--- Provided data Enclosed Below ---

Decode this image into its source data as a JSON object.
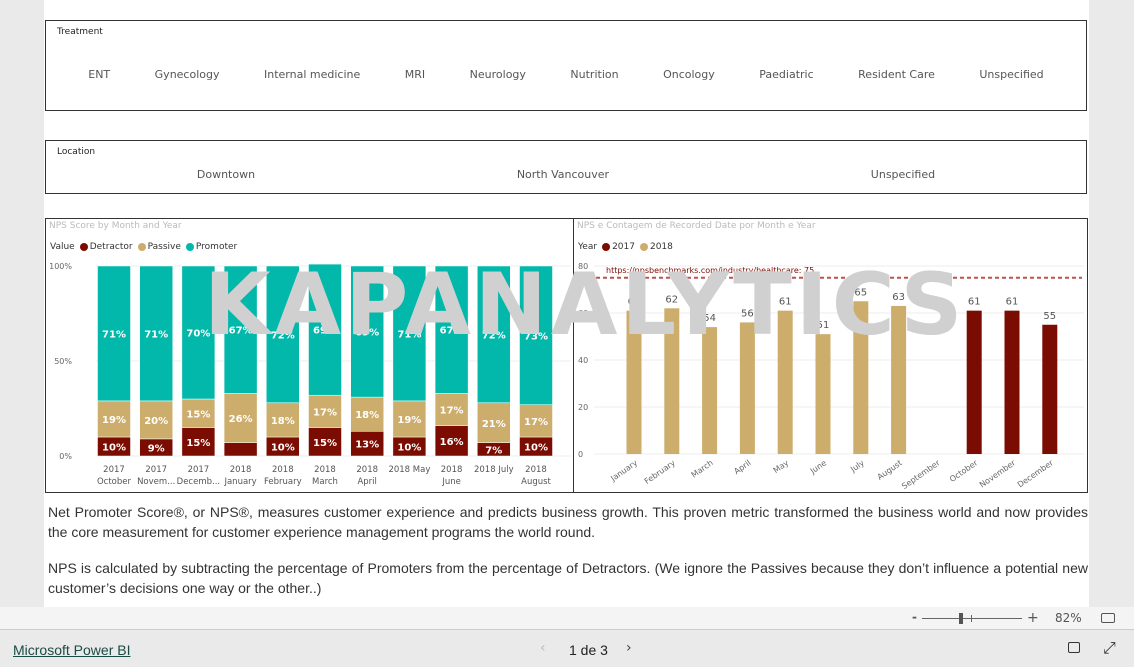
{
  "treatment": {
    "label": "Treatment",
    "items": [
      "ENT",
      "Gynecology",
      "Internal medicine",
      "MRI",
      "Neurology",
      "Nutrition",
      "Oncology",
      "Paediatric",
      "Resident Care",
      "Unspecified"
    ]
  },
  "location": {
    "label": "Location",
    "items": [
      "Downtown",
      "North Vancouver",
      "Unspecified"
    ]
  },
  "watermark": "KAPANALYTICS",
  "chart_data": [
    {
      "type": "bar",
      "stacked": "100%",
      "title": "NPS Score by Month and Year",
      "legend_title": "Value",
      "legend_position": "top-left",
      "categories": [
        [
          "2017",
          "October"
        ],
        [
          "2017",
          "Novem..."
        ],
        [
          "2017",
          "Decemb..."
        ],
        [
          "2018",
          "January"
        ],
        [
          "2018",
          "February"
        ],
        [
          "2018",
          "March"
        ],
        [
          "2018",
          "April"
        ],
        [
          "2018 May",
          ""
        ],
        [
          "2018",
          "June"
        ],
        [
          "2018 July",
          ""
        ],
        [
          "2018",
          "August"
        ]
      ],
      "yticks": [
        "100%",
        "50%",
        "0%"
      ],
      "ylim": [
        0,
        100
      ],
      "series": [
        {
          "name": "Detractor",
          "color": "#7b0c02",
          "values": [
            10,
            9,
            15,
            7,
            10,
            15,
            13,
            10,
            16,
            7,
            10
          ],
          "labels": [
            "10%",
            "9%",
            "15%",
            "",
            "10%",
            "15%",
            "13%",
            "10%",
            "16%",
            "7%",
            "10%"
          ]
        },
        {
          "name": "Passive",
          "color": "#cdad6c",
          "values": [
            19,
            20,
            15,
            26,
            18,
            17,
            18,
            19,
            17,
            21,
            17
          ],
          "labels": [
            "19%",
            "20%",
            "15%",
            "26%",
            "18%",
            "17%",
            "18%",
            "19%",
            "17%",
            "21%",
            "17%"
          ]
        },
        {
          "name": "Promoter",
          "color": "#01b8aa",
          "values": [
            71,
            71,
            70,
            67,
            72,
            69,
            69,
            71,
            67,
            72,
            73
          ],
          "labels": [
            "71%",
            "71%",
            "70%",
            "67%",
            "72%",
            "69%",
            "69%",
            "71%",
            "67%",
            "72%",
            "73%"
          ]
        }
      ]
    },
    {
      "type": "bar",
      "title": "NPS e Contagem de Recorded Date por Month e Year",
      "legend_title": "Year",
      "legend_position": "top-left",
      "categories": [
        "January",
        "February",
        "March",
        "April",
        "May",
        "June",
        "July",
        "August",
        "September",
        "October",
        "November",
        "December"
      ],
      "ylim": [
        0,
        80
      ],
      "yticks": [
        80,
        60,
        40,
        20,
        0
      ],
      "grid": true,
      "series": [
        {
          "name": "2017",
          "color": "#7b0c02",
          "values": [
            null,
            null,
            null,
            null,
            null,
            null,
            null,
            null,
            null,
            61,
            61,
            55
          ]
        },
        {
          "name": "2018",
          "color": "#cdad6c",
          "values": [
            61,
            62,
            54,
            56,
            61,
            51,
            65,
            63,
            null,
            null,
            null,
            null
          ]
        }
      ],
      "reference_line": {
        "value": 75,
        "label": "https://npsbenchmarks.com/industry/healthcare: 75",
        "color": "#c0504d"
      }
    }
  ],
  "description": [
    "Net Promoter Score®, or NPS®, measures customer experience and predicts business growth. This proven metric transformed the business world and now provides the core measurement for customer experience management programs the world round.",
    "NPS is calculated by subtracting the percentage of Promoters from the percentage of Detractors. (We ignore the Passives because they don’t influence a potential new customer’s decisions one way or the other..)"
  ],
  "zoom": {
    "minus": "-",
    "plus": "+",
    "level": "82%",
    "value": 82
  },
  "footer": {
    "brand": "Microsoft Power BI",
    "page": "1 de 3"
  }
}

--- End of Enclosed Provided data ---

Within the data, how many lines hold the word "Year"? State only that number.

**Answer area**. 3